◆ **Task directions**
When you repeat the entries below, keep each word exactly as it is and drop the pictures.

◆ **Study material**
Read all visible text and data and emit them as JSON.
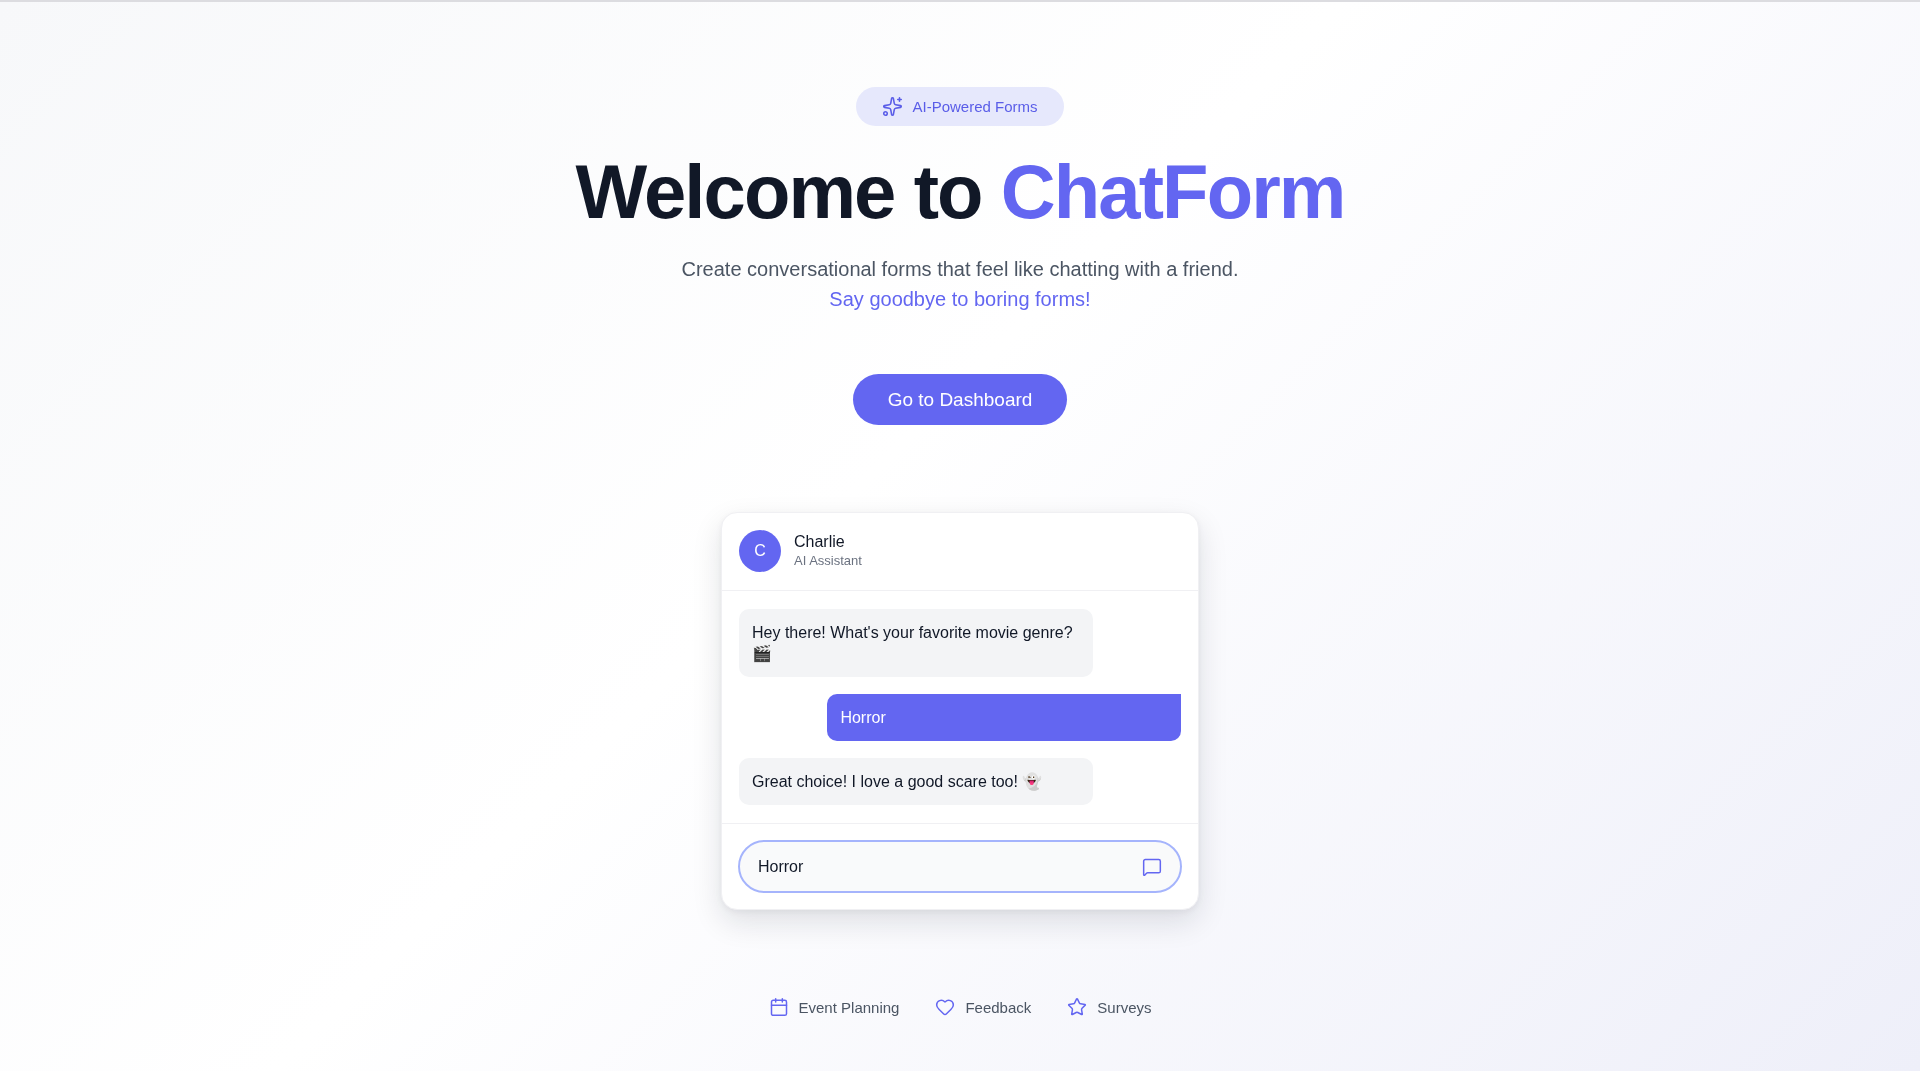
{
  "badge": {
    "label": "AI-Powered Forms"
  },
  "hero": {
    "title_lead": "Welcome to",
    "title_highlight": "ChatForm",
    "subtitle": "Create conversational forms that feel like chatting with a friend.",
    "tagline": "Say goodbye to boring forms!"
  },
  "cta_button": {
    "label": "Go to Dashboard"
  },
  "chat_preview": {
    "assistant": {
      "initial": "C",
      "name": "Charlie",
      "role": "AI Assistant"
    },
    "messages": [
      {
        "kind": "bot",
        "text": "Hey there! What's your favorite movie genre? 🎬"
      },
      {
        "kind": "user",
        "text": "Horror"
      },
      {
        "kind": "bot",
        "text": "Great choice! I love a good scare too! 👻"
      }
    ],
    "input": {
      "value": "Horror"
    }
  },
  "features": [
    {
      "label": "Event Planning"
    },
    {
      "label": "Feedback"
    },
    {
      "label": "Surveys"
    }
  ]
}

◆ **Exercise result**
Read all visible text and data and emit them as JSON.
{
  "badge": {
    "label": "AI-Powered Forms"
  },
  "hero": {
    "title_lead": "Welcome to",
    "title_highlight": "ChatForm",
    "subtitle": "Create conversational forms that feel like chatting with a friend.",
    "tagline": "Say goodbye to boring forms!"
  },
  "cta_button": {
    "label": "Go to Dashboard"
  },
  "chat_preview": {
    "assistant": {
      "initial": "C",
      "name": "Charlie",
      "role": "AI Assistant"
    },
    "messages": [
      {
        "kind": "bot",
        "text": "Hey there! What's your favorite movie genre? 🎬"
      },
      {
        "kind": "user",
        "text": "Horror"
      },
      {
        "kind": "bot",
        "text": "Great choice! I love a good scare too! 👻"
      }
    ],
    "input": {
      "value": "Horror"
    }
  },
  "features": [
    {
      "label": "Event Planning"
    },
    {
      "label": "Feedback"
    },
    {
      "label": "Surveys"
    }
  ]
}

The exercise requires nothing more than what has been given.